**** WORKING DATA ****

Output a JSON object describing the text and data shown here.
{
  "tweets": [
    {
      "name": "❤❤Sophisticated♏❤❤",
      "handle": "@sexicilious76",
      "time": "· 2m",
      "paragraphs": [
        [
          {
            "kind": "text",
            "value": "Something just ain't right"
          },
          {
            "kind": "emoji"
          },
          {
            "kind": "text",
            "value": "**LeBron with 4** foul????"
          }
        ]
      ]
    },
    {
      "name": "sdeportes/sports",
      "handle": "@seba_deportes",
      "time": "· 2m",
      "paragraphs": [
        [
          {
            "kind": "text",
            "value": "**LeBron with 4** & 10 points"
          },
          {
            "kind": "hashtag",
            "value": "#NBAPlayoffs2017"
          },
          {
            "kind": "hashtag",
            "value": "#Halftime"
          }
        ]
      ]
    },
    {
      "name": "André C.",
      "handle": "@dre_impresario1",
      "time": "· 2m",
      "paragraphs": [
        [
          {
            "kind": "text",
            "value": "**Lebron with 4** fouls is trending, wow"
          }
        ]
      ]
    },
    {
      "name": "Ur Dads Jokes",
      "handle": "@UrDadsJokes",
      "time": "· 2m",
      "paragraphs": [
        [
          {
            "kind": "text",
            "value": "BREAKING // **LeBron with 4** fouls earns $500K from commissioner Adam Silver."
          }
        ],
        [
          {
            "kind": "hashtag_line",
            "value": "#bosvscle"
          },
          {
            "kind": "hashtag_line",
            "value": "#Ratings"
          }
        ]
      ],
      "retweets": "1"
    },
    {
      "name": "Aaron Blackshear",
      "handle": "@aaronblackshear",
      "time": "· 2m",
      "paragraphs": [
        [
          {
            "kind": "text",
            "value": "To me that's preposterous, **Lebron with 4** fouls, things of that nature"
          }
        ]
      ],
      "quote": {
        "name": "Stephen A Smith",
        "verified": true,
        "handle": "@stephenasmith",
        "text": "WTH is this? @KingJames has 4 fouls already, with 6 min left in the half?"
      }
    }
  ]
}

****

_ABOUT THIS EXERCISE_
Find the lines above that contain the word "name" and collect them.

_WRITTEN ANSWER_
      "name": "❤❤Sophisticated♏❤❤",
      "name": "sdeportes/sports",
      "name": "André C.",
      "name": "Ur Dads Jokes",
      "name": "Aaron Blackshear",
        "name": "Stephen A Smith",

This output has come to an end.